The WBA began to recognize the weight class in 1987. The WBC followed suit in 1988. Somewhere along the line the lightly regarded WBO also gave this division its blessing. In all fairness, the creation of the 168 pound class had some merit. The jump from middleweight to light heavyweight is a serious challenge. A few have accomplished the feat, but other great middleweights like Carlos Monzon and Marvin Hagler avoided the issue.
Little by little, the division began to take hold. Since 1984, though, the division has been graced by some great, great boxers. Sugar Ray Leonard, Tommy Hearns and James Toney all held a piece of the title at one point or another. Iran Barkley, Nigel Benn and Michael Nunn among others were recognized titleholders.
Who was the best 168-pound boxer since the inception of the weight class in 1984? Many will favor Joe Calzaghe because of his numerous title defenses. It would be hard not to say Leonard or Hearns as their classic battle at 168 lbs. ended in a controversial draw. Really, neither boxer spent a lot of time in this weight class, certainly not enough to make a major impact.
For my money, the most formidable super middleweight titleholder was Roy Jones Jr. In the two years he held the crown he made six successful defenses, all by knockout.
Roy won the title by defeating unbeaten James Toney.

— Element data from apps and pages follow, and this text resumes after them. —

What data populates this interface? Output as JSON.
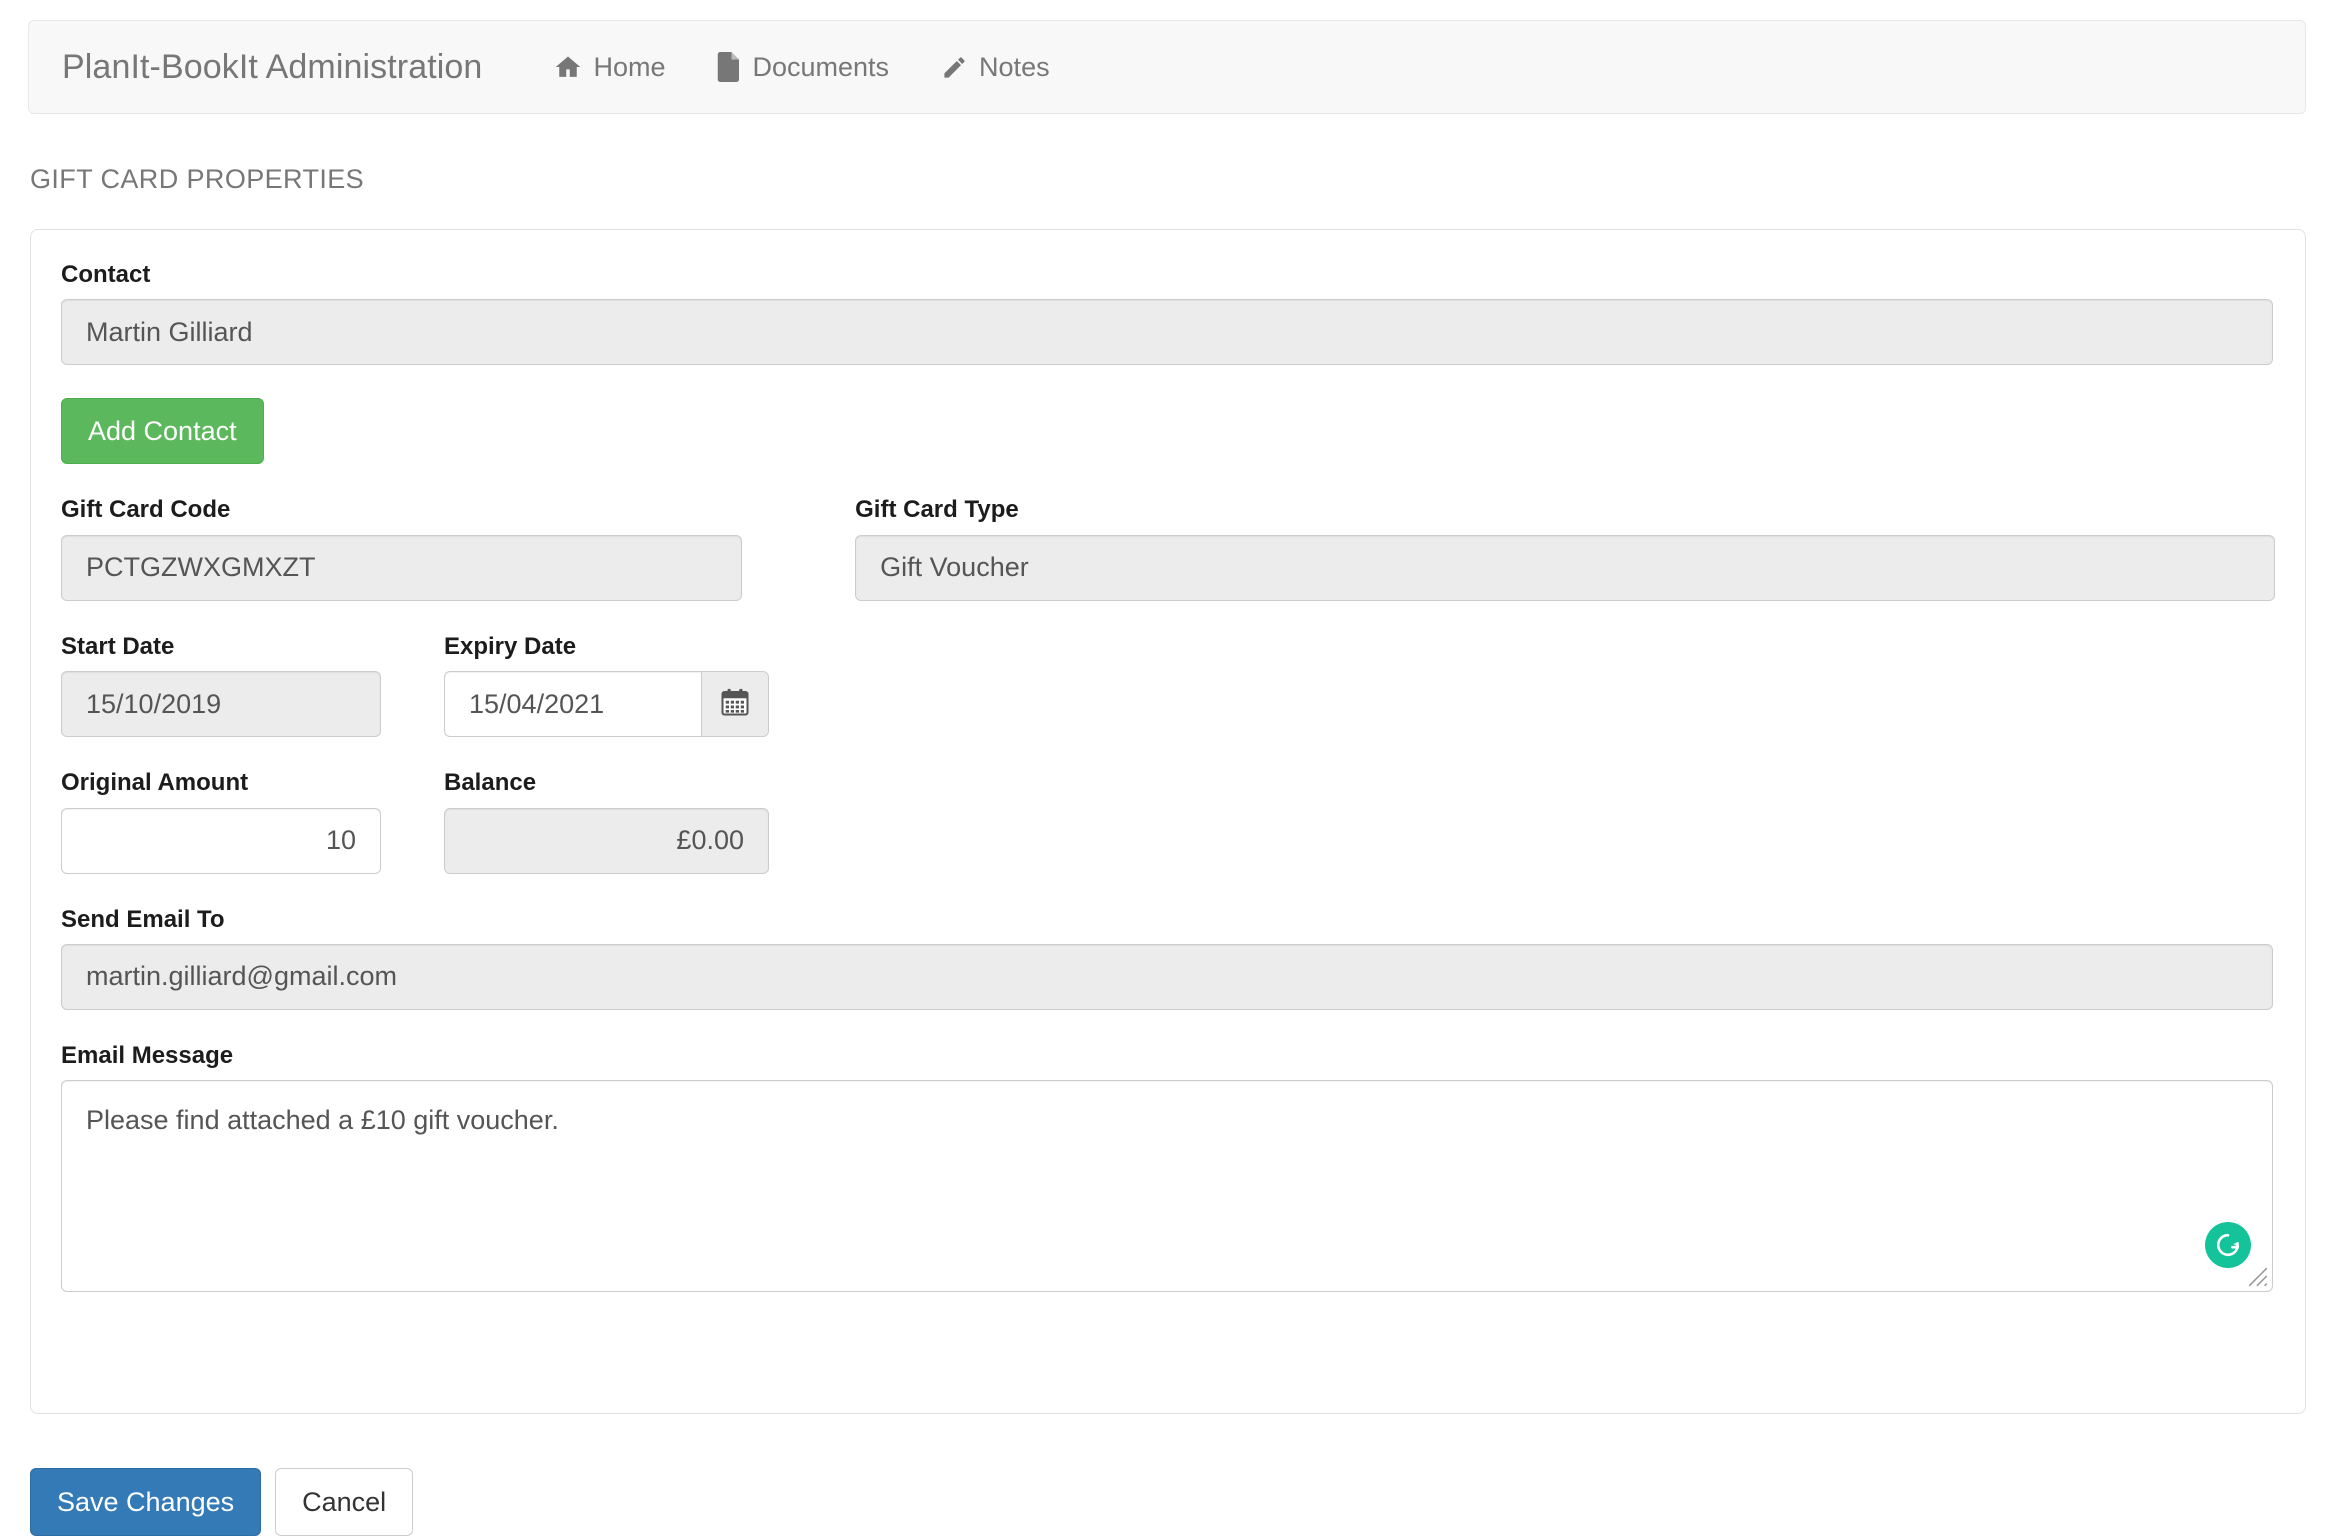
{
  "navbar": {
    "brand": "PlanIt-BookIt Administration",
    "links": [
      {
        "label": "Home",
        "icon": "home-icon"
      },
      {
        "label": "Documents",
        "icon": "document-icon"
      },
      {
        "label": "Notes",
        "icon": "pencil-icon"
      }
    ]
  },
  "page": {
    "title": "GIFT CARD PROPERTIES"
  },
  "form": {
    "contact": {
      "label": "Contact",
      "value": "Martin Gilliard",
      "disabled": true
    },
    "add_contact_button": "Add Contact",
    "gift_card_code": {
      "label": "Gift Card Code",
      "value": "PCTGZWXGMXZT",
      "disabled": true
    },
    "gift_card_type": {
      "label": "Gift Card Type",
      "value": "Gift Voucher",
      "disabled": true
    },
    "start_date": {
      "label": "Start Date",
      "value": "15/10/2019",
      "disabled": true
    },
    "expiry_date": {
      "label": "Expiry Date",
      "value": "15/04/2021",
      "disabled": false,
      "calendar_icon": "calendar-icon"
    },
    "original_amount": {
      "label": "Original Amount",
      "value": "10",
      "disabled": false
    },
    "balance": {
      "label": "Balance",
      "value": "£0.00",
      "disabled": true
    },
    "send_email_to": {
      "label": "Send Email To",
      "value": "martin.gilliard@gmail.com",
      "disabled": true
    },
    "email_message": {
      "label": "Email Message",
      "value": "Please find attached a £10 gift voucher.",
      "disabled": false
    }
  },
  "actions": {
    "save": "Save Changes",
    "cancel": "Cancel"
  },
  "overlays": {
    "grammarly_badge": "G"
  },
  "colors": {
    "navbar_bg": "#f8f8f8",
    "brand_text": "#777777",
    "success_green": "#5cb85c",
    "primary_blue": "#337ab7",
    "disabled_field_bg": "#ececec",
    "field_border": "#cccccc",
    "grammarly_green": "#15c39a"
  }
}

This much anticipated super bout took place on November 18, 1994. Toney had won the title in 1993 with an impressive stoppage of Iran Barkley. Entering the Las Vegas ring to face Jones, Toney sported a 44-0-2 record. The fight wasn't even close. Jones scored a flash knockdown over Toney in the third round. Roy then proceeded to walk off with the title by scores of 119-108, 118-109 and 117-111.
In March of 1995, Roy blitzed the capable Antoine Byrd in a single round. Then in June he dominated the popular Vinny Pazienza. The bout was halted in six rounds. Then Roy took out veteran contender Tony Thornton in three rounds. In 1996, Roy belted out the game and hard punching Merqui Sosa in two. Rough and tough Eric Lucas was next, and his grit and determination took him into the twelfth and final round when the bout was finally stopped. In 2001, Lucas would win the WBC version of the title. In his sixth and final defense he took out unbeaten Bryant Brannon in the second. One month later Roy would beat Mike McCallum for light heavyweight honors.
Taking the Toney fight and all six of his defenses into account, the combined record of Roy's opposition was an astounding 208-21-7. That should clearly show how dominant Roy was at this weight. Could Roy have beaten Leonard, Hearns or even Calzaghe at this weight? It's a good question, but it is plain that nobody other than maybe Calzaghe dominated like Roy did at 168 pounds.